## Problem description:
Once the images are removed, set down everything else in the listing below exactly.

## Input material:
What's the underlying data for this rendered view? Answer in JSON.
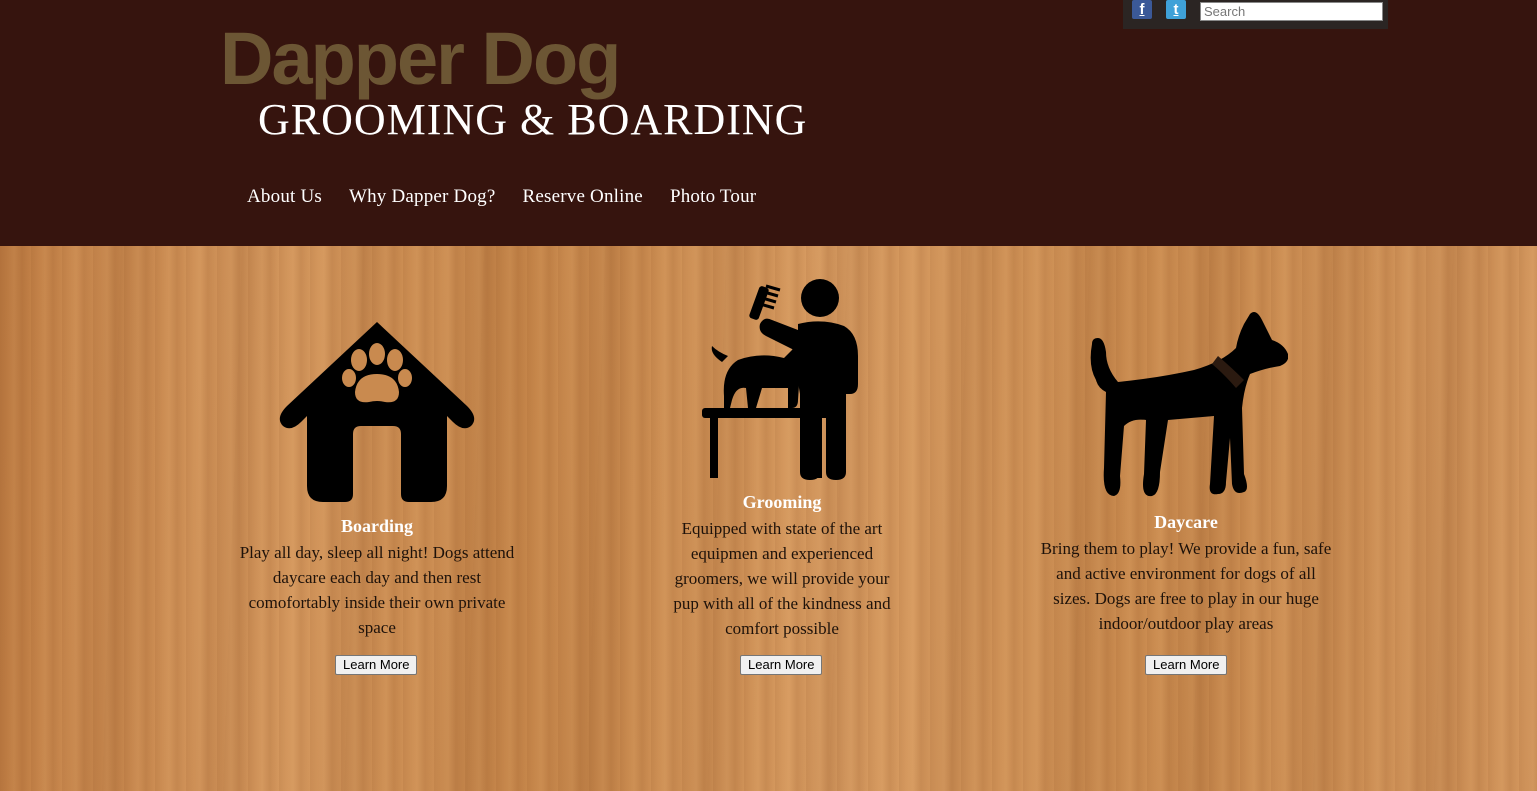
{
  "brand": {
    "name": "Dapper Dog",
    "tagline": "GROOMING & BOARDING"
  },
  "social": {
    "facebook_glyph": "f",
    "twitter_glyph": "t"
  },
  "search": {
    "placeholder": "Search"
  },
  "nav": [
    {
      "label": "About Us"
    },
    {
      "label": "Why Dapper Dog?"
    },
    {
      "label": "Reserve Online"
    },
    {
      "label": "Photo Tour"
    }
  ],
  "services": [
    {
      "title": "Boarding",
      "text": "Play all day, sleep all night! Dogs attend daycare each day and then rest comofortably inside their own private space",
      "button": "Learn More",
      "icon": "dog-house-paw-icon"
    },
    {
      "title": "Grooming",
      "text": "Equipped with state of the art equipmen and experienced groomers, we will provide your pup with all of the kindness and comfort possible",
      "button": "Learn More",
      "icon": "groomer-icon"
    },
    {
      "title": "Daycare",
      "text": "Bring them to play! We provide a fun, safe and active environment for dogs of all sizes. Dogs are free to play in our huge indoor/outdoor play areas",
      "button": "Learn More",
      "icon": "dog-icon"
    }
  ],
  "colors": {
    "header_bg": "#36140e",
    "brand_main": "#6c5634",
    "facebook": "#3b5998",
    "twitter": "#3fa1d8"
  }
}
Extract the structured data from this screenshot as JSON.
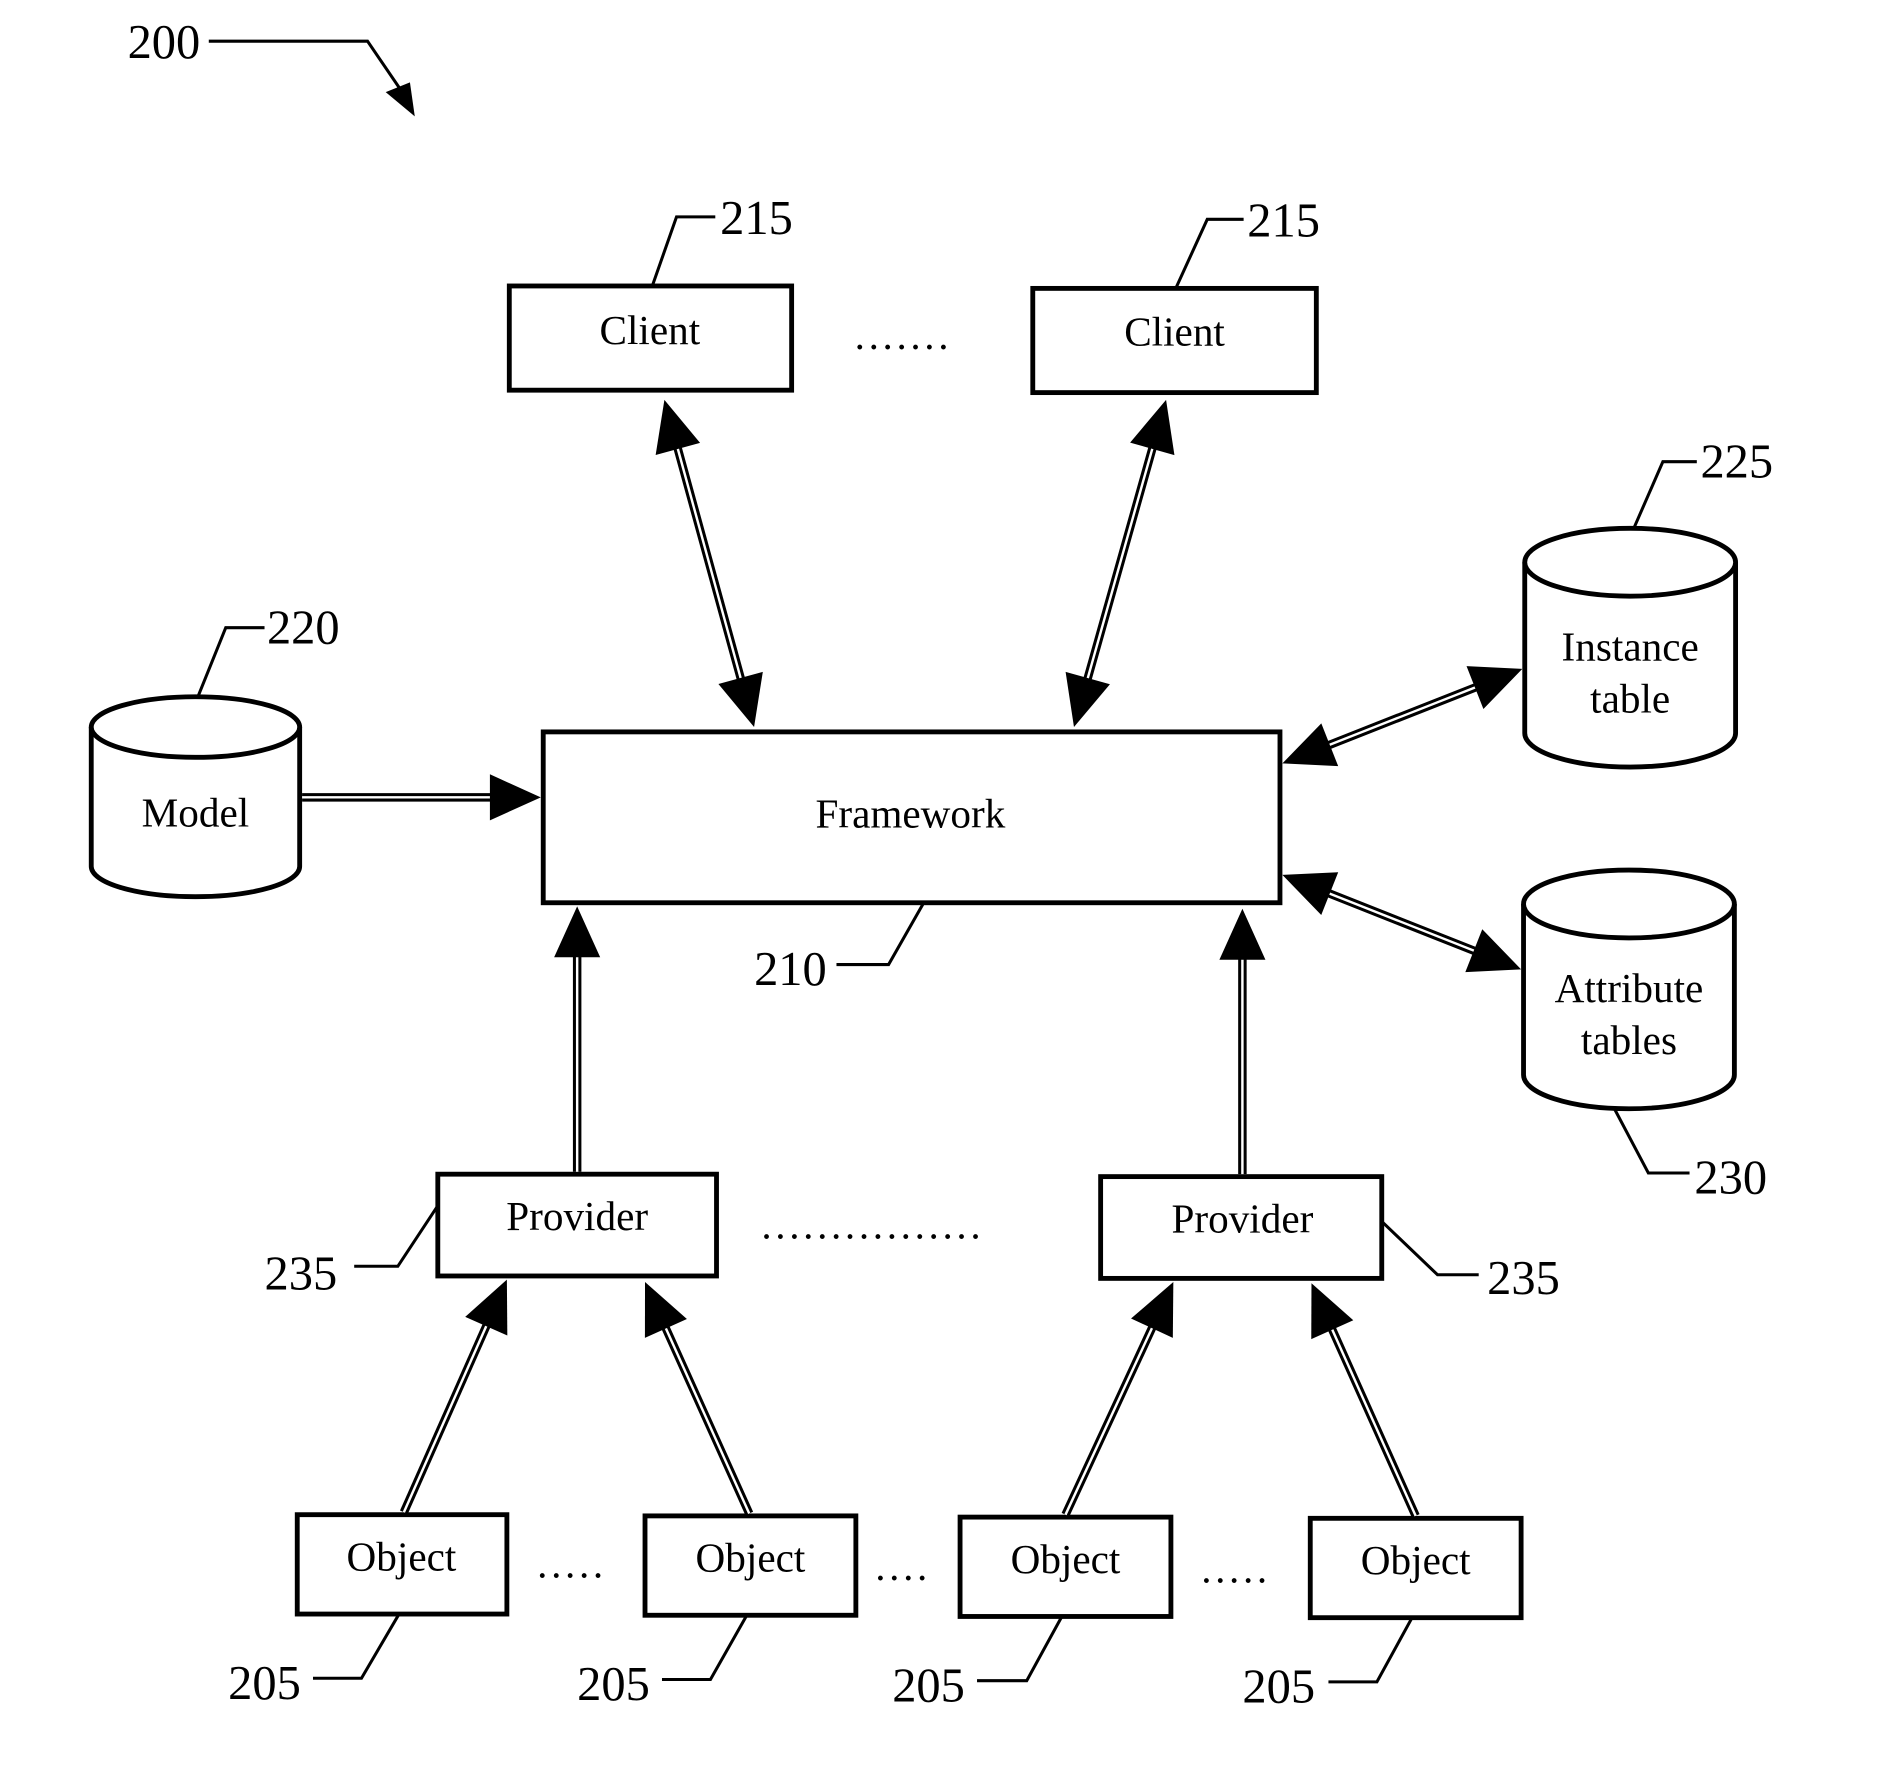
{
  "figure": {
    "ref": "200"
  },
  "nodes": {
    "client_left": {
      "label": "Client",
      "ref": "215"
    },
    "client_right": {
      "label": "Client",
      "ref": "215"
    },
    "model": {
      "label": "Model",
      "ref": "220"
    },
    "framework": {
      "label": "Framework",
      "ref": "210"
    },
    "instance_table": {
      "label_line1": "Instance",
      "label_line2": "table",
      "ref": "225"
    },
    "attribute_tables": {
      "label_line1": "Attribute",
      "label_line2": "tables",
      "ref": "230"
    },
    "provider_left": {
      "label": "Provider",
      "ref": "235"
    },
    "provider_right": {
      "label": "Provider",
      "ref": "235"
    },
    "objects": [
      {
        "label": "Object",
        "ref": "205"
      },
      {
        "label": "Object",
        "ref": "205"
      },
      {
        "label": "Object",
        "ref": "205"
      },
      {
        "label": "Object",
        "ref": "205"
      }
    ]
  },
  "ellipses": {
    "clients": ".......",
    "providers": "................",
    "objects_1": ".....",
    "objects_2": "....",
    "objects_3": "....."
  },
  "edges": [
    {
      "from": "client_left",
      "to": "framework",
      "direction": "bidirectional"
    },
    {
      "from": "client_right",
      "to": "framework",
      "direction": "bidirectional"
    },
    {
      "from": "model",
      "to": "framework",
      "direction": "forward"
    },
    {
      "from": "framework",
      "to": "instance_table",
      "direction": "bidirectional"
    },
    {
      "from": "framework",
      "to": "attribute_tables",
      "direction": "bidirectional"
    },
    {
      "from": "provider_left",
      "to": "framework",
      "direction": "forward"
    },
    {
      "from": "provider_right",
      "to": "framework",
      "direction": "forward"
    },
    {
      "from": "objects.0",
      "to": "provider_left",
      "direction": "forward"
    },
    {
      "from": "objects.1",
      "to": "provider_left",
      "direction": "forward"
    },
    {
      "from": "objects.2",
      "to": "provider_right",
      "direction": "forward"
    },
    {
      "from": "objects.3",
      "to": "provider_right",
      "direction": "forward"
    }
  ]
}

## Completed task:
What's the underlying data for this rendered view? Answer in JSON.
{
  "brand": {
    "name": "Dapper Dog",
    "tagline": "GROOMING & BOARDING"
  },
  "social": {
    "facebook_glyph": "f",
    "twitter_glyph": "t"
  },
  "search": {
    "placeholder": "Search"
  },
  "nav": [
    {
      "label": "About Us"
    },
    {
      "label": "Why Dapper Dog?"
    },
    {
      "label": "Reserve Online"
    },
    {
      "label": "Photo Tour"
    }
  ],
  "services": [
    {
      "title": "Boarding",
      "text": "Play all day, sleep all night! Dogs attend daycare each day and then rest comofortably inside their own private space",
      "button": "Learn More",
      "icon": "dog-house-paw-icon"
    },
    {
      "title": "Grooming",
      "text": "Equipped with state of the art equipmen and experienced groomers, we will provide your pup with all of the kindness and comfort possible",
      "button": "Learn More",
      "icon": "groomer-icon"
    },
    {
      "title": "Daycare",
      "text": "Bring them to play! We provide a fun, safe and active environment for dogs of all sizes. Dogs are free to play in our huge indoor/outdoor play areas",
      "button": "Learn More",
      "icon": "dog-icon"
    }
  ],
  "colors": {
    "header_bg": "#36140e",
    "brand_main": "#6c5634",
    "facebook": "#3b5998",
    "twitter": "#3fa1d8"
  }
}
Extract the structured data from this screenshot as JSON.
{
  "figure": {
    "ref": "200"
  },
  "nodes": {
    "client_left": {
      "label": "Client",
      "ref": "215"
    },
    "client_right": {
      "label": "Client",
      "ref": "215"
    },
    "model": {
      "label": "Model",
      "ref": "220"
    },
    "framework": {
      "label": "Framework",
      "ref": "210"
    },
    "instance_table": {
      "label_line1": "Instance",
      "label_line2": "table",
      "ref": "225"
    },
    "attribute_tables": {
      "label_line1": "Attribute",
      "label_line2": "tables",
      "ref": "230"
    },
    "provider_left": {
      "label": "Provider",
      "ref": "235"
    },
    "provider_right": {
      "label": "Provider",
      "ref": "235"
    },
    "objects": [
      {
        "label": "Object",
        "ref": "205"
      },
      {
        "label": "Object",
        "ref": "205"
      },
      {
        "label": "Object",
        "ref": "205"
      },
      {
        "label": "Object",
        "ref": "205"
      }
    ]
  },
  "ellipses": {
    "clients": ".......",
    "providers": "................",
    "objects_1": ".....",
    "objects_2": "....",
    "objects_3": "....."
  },
  "edges": [
    {
      "from": "client_left",
      "to": "framework",
      "direction": "bidirectional"
    },
    {
      "from": "client_right",
      "to": "framework",
      "direction": "bidirectional"
    },
    {
      "from": "model",
      "to": "framework",
      "direction": "forward"
    },
    {
      "from": "framework",
      "to": "instance_table",
      "direction": "bidirectional"
    },
    {
      "from": "framework",
      "to": "attribute_tables",
      "direction": "bidirectional"
    },
    {
      "from": "provider_left",
      "to": "framework",
      "direction": "forward"
    },
    {
      "from": "provider_right",
      "to": "framework",
      "direction": "forward"
    },
    {
      "from": "objects.0",
      "to": "provider_left",
      "direction": "forward"
    },
    {
      "from": "objects.1",
      "to": "provider_left",
      "direction": "forward"
    },
    {
      "from": "objects.2",
      "to": "provider_right",
      "direction": "forward"
    },
    {
      "from": "objects.3",
      "to": "provider_right",
      "direction": "forward"
    }
  ]
}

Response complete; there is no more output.